(Stored items)
■ ■ ■
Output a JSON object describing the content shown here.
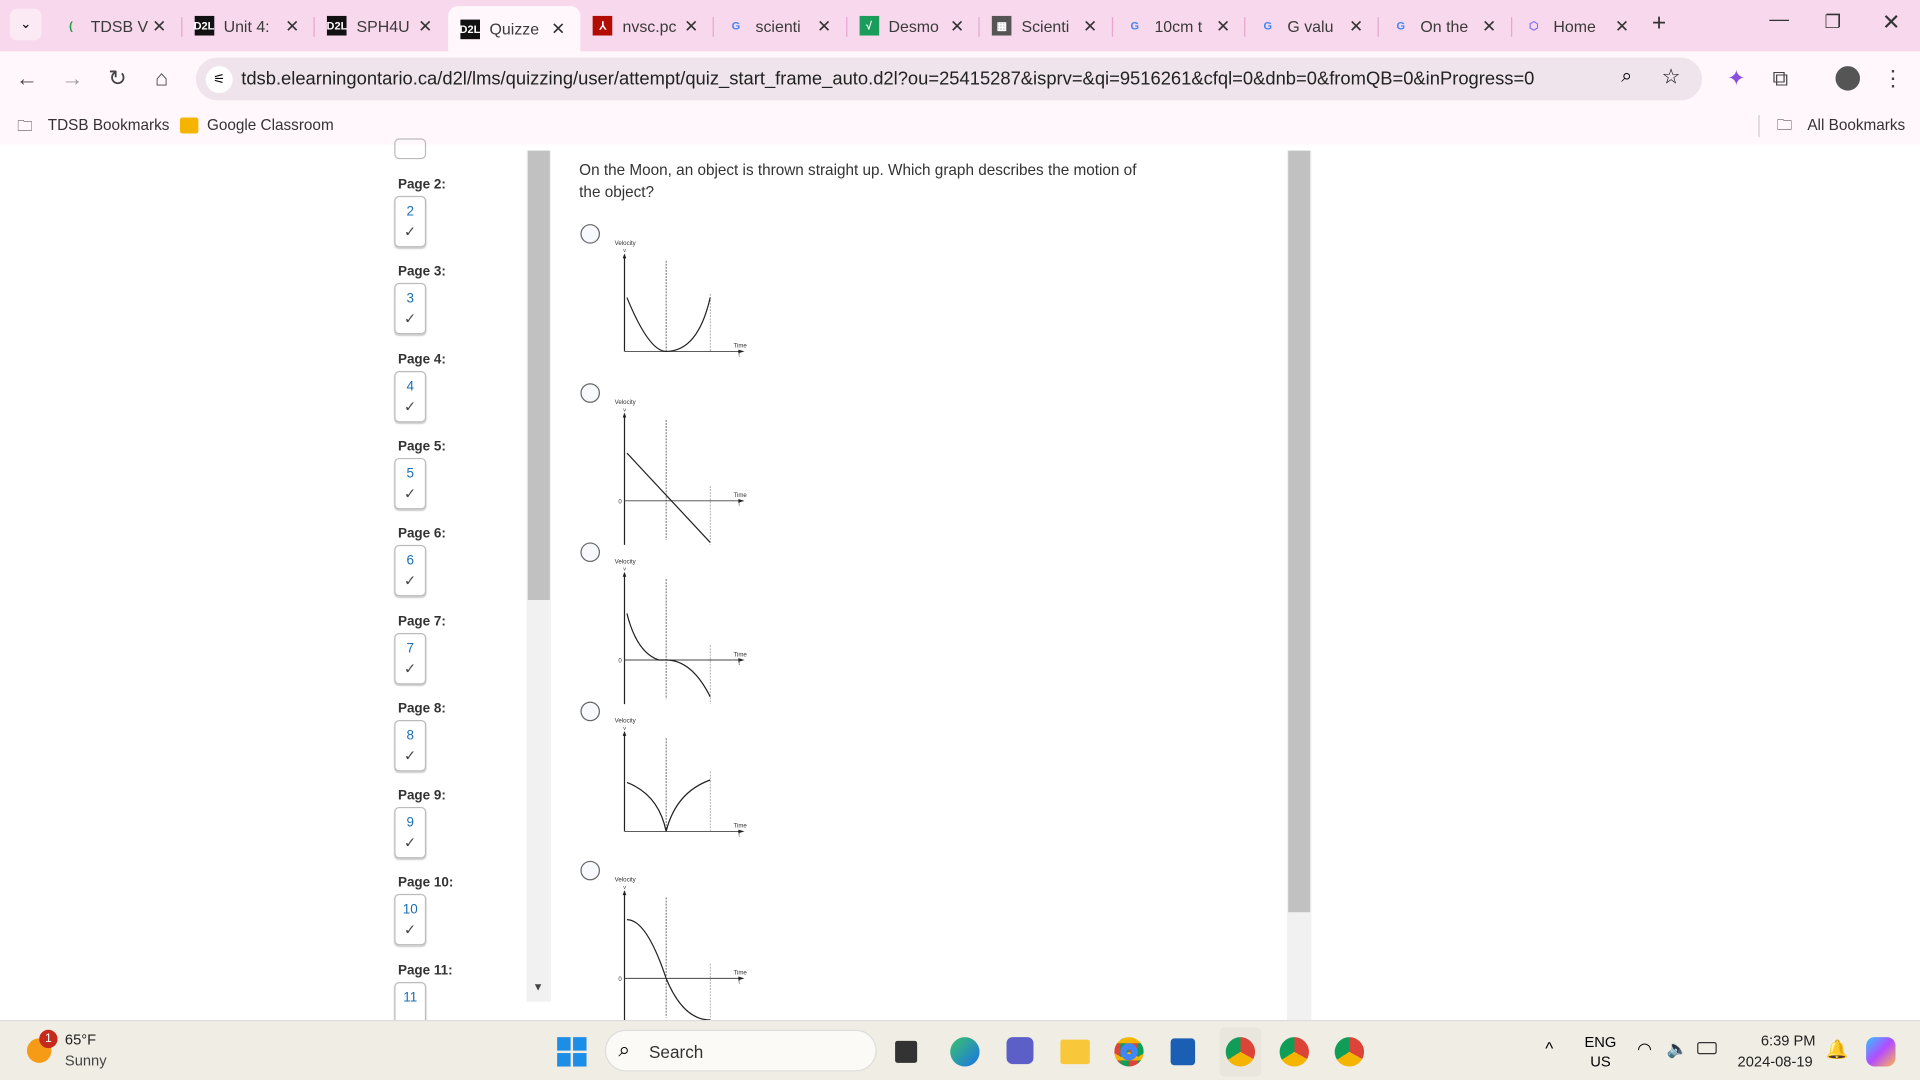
{
  "browser": {
    "tabs": [
      {
        "title": "TDSB V",
        "icon": "tdsb-icon",
        "color": "#1b9e3e"
      },
      {
        "title": "Unit 4:",
        "icon": "d2l-icon",
        "color": "#111111"
      },
      {
        "title": "SPH4U",
        "icon": "d2l-icon",
        "color": "#111111"
      },
      {
        "title": "Quizze",
        "icon": "d2l-icon",
        "color": "#111111",
        "active": true
      },
      {
        "title": "nvsc.pc",
        "icon": "pdf-icon",
        "color": "#b30b00"
      },
      {
        "title": "scienti",
        "icon": "google-icon",
        "color": "#4285f4"
      },
      {
        "title": "Desmo",
        "icon": "desmos-icon",
        "color": "#1a9d5a"
      },
      {
        "title": "Scienti",
        "icon": "calculator-icon",
        "color": "#555555"
      },
      {
        "title": "10cm t",
        "icon": "google-icon",
        "color": "#4285f4"
      },
      {
        "title": "G valu",
        "icon": "google-icon",
        "color": "#4285f4"
      },
      {
        "title": "On the",
        "icon": "google-icon",
        "color": "#4285f4"
      },
      {
        "title": "Home",
        "icon": "gem-icon",
        "color": "#7b6cf0"
      }
    ],
    "url": "tdsb.elearningontario.ca/d2l/lms/quizzing/user/attempt/quiz_start_frame_auto.d2l?ou=25415287&isprv=&qi=9516261&cfql=0&dnb=0&fromQB=0&inProgress=0",
    "bookmarks": [
      "TDSB Bookmarks",
      "Google Classroom"
    ],
    "all_bookmarks": "All Bookmarks"
  },
  "nav": {
    "pages": [
      {
        "label": "Page 2:",
        "num": "2"
      },
      {
        "label": "Page 3:",
        "num": "3"
      },
      {
        "label": "Page 4:",
        "num": "4"
      },
      {
        "label": "Page 5:",
        "num": "5"
      },
      {
        "label": "Page 6:",
        "num": "6"
      },
      {
        "label": "Page 7:",
        "num": "7"
      },
      {
        "label": "Page 8:",
        "num": "8"
      },
      {
        "label": "Page 9:",
        "num": "9"
      },
      {
        "label": "Page 10:",
        "num": "10"
      },
      {
        "label": "Page 11:",
        "num": "11"
      }
    ],
    "check": "✓"
  },
  "question": {
    "text": "On the Moon, an object is thrown straight up. Which graph describes the motion of the object?",
    "graph_labels": {
      "y": "Velocity",
      "yvar": "v",
      "x": "Time",
      "xvar": "t",
      "zero": "0"
    },
    "options": [
      {
        "shape": "u-parabola-positive",
        "has_zero": false
      },
      {
        "shape": "linear-decreasing",
        "has_zero": true
      },
      {
        "shape": "decay-then-negative",
        "has_zero": true
      },
      {
        "shape": "cusp-at-zero",
        "has_zero": false
      },
      {
        "shape": "s-curve-decreasing",
        "has_zero": true
      }
    ]
  },
  "taskbar": {
    "weather_temp": "65°F",
    "weather_desc": "Sunny",
    "weather_badge": "1",
    "search": "Search",
    "lang": "ENG",
    "region": "US",
    "time": "6:39 PM",
    "date": "2024-08-19"
  }
}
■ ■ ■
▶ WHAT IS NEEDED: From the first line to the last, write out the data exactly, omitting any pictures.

▶ FINISHED EXERCISE:
Output a JSON object describing the content shown here.
{
  "browser": {
    "tabs": [
      {
        "title": "TDSB V",
        "icon": "tdsb-icon",
        "color": "#1b9e3e"
      },
      {
        "title": "Unit 4:",
        "icon": "d2l-icon",
        "color": "#111111"
      },
      {
        "title": "SPH4U",
        "icon": "d2l-icon",
        "color": "#111111"
      },
      {
        "title": "Quizze",
        "icon": "d2l-icon",
        "color": "#111111",
        "active": true
      },
      {
        "title": "nvsc.pc",
        "icon": "pdf-icon",
        "color": "#b30b00"
      },
      {
        "title": "scienti",
        "icon": "google-icon",
        "color": "#4285f4"
      },
      {
        "title": "Desmo",
        "icon": "desmos-icon",
        "color": "#1a9d5a"
      },
      {
        "title": "Scienti",
        "icon": "calculator-icon",
        "color": "#555555"
      },
      {
        "title": "10cm t",
        "icon": "google-icon",
        "color": "#4285f4"
      },
      {
        "title": "G valu",
        "icon": "google-icon",
        "color": "#4285f4"
      },
      {
        "title": "On the",
        "icon": "google-icon",
        "color": "#4285f4"
      },
      {
        "title": "Home",
        "icon": "gem-icon",
        "color": "#7b6cf0"
      }
    ],
    "url": "tdsb.elearningontario.ca/d2l/lms/quizzing/user/attempt/quiz_start_frame_auto.d2l?ou=25415287&isprv=&qi=9516261&cfql=0&dnb=0&fromQB=0&inProgress=0",
    "bookmarks": [
      "TDSB Bookmarks",
      "Google Classroom"
    ],
    "all_bookmarks": "All Bookmarks"
  },
  "nav": {
    "pages": [
      {
        "label": "Page 2:",
        "num": "2"
      },
      {
        "label": "Page 3:",
        "num": "3"
      },
      {
        "label": "Page 4:",
        "num": "4"
      },
      {
        "label": "Page 5:",
        "num": "5"
      },
      {
        "label": "Page 6:",
        "num": "6"
      },
      {
        "label": "Page 7:",
        "num": "7"
      },
      {
        "label": "Page 8:",
        "num": "8"
      },
      {
        "label": "Page 9:",
        "num": "9"
      },
      {
        "label": "Page 10:",
        "num": "10"
      },
      {
        "label": "Page 11:",
        "num": "11"
      }
    ],
    "check": "✓"
  },
  "question": {
    "text": "On the Moon, an object is thrown straight up. Which graph describes the motion of the object?",
    "graph_labels": {
      "y": "Velocity",
      "yvar": "v",
      "x": "Time",
      "xvar": "t",
      "zero": "0"
    },
    "options": [
      {
        "shape": "u-parabola-positive",
        "has_zero": false
      },
      {
        "shape": "linear-decreasing",
        "has_zero": true
      },
      {
        "shape": "decay-then-negative",
        "has_zero": true
      },
      {
        "shape": "cusp-at-zero",
        "has_zero": false
      },
      {
        "shape": "s-curve-decreasing",
        "has_zero": true
      }
    ]
  },
  "taskbar": {
    "weather_temp": "65°F",
    "weather_desc": "Sunny",
    "weather_badge": "1",
    "search": "Search",
    "lang": "ENG",
    "region": "US",
    "time": "6:39 PM",
    "date": "2024-08-19"
  }
}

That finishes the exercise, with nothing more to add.